*TASK DIRECTIONS*
Since pictures are not wanted, repeat only the text of the records, word for word.

*SOURCE INFORMATION*
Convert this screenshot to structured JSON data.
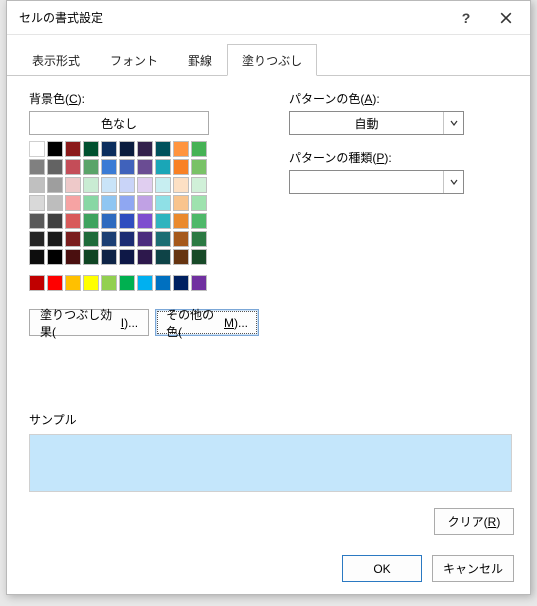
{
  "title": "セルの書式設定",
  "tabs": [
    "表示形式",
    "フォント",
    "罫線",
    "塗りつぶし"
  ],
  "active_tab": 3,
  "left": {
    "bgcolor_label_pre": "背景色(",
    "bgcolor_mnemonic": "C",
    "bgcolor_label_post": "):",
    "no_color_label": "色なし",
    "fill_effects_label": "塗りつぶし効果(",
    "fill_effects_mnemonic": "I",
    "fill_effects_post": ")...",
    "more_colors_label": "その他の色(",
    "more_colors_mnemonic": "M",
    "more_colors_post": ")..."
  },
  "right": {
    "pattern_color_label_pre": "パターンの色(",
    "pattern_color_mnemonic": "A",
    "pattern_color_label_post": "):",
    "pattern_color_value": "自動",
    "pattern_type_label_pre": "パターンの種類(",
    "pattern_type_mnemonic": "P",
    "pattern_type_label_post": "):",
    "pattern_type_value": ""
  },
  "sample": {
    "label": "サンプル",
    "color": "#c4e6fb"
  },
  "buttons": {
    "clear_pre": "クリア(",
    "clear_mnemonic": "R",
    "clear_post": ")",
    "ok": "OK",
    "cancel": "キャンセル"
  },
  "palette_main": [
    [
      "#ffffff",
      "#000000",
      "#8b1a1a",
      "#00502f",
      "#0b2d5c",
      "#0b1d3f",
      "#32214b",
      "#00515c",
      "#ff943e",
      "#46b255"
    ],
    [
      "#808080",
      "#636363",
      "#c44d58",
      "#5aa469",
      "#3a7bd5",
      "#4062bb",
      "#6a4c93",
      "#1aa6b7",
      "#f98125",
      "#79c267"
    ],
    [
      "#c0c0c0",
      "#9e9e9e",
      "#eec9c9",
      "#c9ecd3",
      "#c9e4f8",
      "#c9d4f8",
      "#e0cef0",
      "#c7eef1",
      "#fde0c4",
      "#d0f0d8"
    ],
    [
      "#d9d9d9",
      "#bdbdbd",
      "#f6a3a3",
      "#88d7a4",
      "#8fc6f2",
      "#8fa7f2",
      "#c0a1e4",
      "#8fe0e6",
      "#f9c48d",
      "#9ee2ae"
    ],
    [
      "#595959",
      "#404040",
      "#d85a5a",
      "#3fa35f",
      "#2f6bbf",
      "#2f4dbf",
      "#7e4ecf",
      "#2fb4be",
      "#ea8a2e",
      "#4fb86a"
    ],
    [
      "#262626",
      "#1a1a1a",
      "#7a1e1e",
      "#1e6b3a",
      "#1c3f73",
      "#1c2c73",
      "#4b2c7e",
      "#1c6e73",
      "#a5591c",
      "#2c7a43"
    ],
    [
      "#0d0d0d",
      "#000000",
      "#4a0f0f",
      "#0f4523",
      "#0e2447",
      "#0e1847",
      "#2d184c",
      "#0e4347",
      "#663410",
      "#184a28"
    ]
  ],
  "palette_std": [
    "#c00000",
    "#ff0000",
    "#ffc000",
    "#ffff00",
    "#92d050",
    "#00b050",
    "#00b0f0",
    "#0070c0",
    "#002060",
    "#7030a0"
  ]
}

*RESULT FOR THIS TASK*
Convert this screenshot to structured JSON data.
{
  "title": "セルの書式設定",
  "tabs": [
    "表示形式",
    "フォント",
    "罫線",
    "塗りつぶし"
  ],
  "active_tab": 3,
  "left": {
    "bgcolor_label_pre": "背景色(",
    "bgcolor_mnemonic": "C",
    "bgcolor_label_post": "):",
    "no_color_label": "色なし",
    "fill_effects_label": "塗りつぶし効果(",
    "fill_effects_mnemonic": "I",
    "fill_effects_post": ")...",
    "more_colors_label": "その他の色(",
    "more_colors_mnemonic": "M",
    "more_colors_post": ")..."
  },
  "right": {
    "pattern_color_label_pre": "パターンの色(",
    "pattern_color_mnemonic": "A",
    "pattern_color_label_post": "):",
    "pattern_color_value": "自動",
    "pattern_type_label_pre": "パターンの種類(",
    "pattern_type_mnemonic": "P",
    "pattern_type_label_post": "):",
    "pattern_type_value": ""
  },
  "sample": {
    "label": "サンプル",
    "color": "#c4e6fb"
  },
  "buttons": {
    "clear_pre": "クリア(",
    "clear_mnemonic": "R",
    "clear_post": ")",
    "ok": "OK",
    "cancel": "キャンセル"
  },
  "palette_main": [
    [
      "#ffffff",
      "#000000",
      "#8b1a1a",
      "#00502f",
      "#0b2d5c",
      "#0b1d3f",
      "#32214b",
      "#00515c",
      "#ff943e",
      "#46b255"
    ],
    [
      "#808080",
      "#636363",
      "#c44d58",
      "#5aa469",
      "#3a7bd5",
      "#4062bb",
      "#6a4c93",
      "#1aa6b7",
      "#f98125",
      "#79c267"
    ],
    [
      "#c0c0c0",
      "#9e9e9e",
      "#eec9c9",
      "#c9ecd3",
      "#c9e4f8",
      "#c9d4f8",
      "#e0cef0",
      "#c7eef1",
      "#fde0c4",
      "#d0f0d8"
    ],
    [
      "#d9d9d9",
      "#bdbdbd",
      "#f6a3a3",
      "#88d7a4",
      "#8fc6f2",
      "#8fa7f2",
      "#c0a1e4",
      "#8fe0e6",
      "#f9c48d",
      "#9ee2ae"
    ],
    [
      "#595959",
      "#404040",
      "#d85a5a",
      "#3fa35f",
      "#2f6bbf",
      "#2f4dbf",
      "#7e4ecf",
      "#2fb4be",
      "#ea8a2e",
      "#4fb86a"
    ],
    [
      "#262626",
      "#1a1a1a",
      "#7a1e1e",
      "#1e6b3a",
      "#1c3f73",
      "#1c2c73",
      "#4b2c7e",
      "#1c6e73",
      "#a5591c",
      "#2c7a43"
    ],
    [
      "#0d0d0d",
      "#000000",
      "#4a0f0f",
      "#0f4523",
      "#0e2447",
      "#0e1847",
      "#2d184c",
      "#0e4347",
      "#663410",
      "#184a28"
    ]
  ],
  "palette_std": [
    "#c00000",
    "#ff0000",
    "#ffc000",
    "#ffff00",
    "#92d050",
    "#00b050",
    "#00b0f0",
    "#0070c0",
    "#002060",
    "#7030a0"
  ]
}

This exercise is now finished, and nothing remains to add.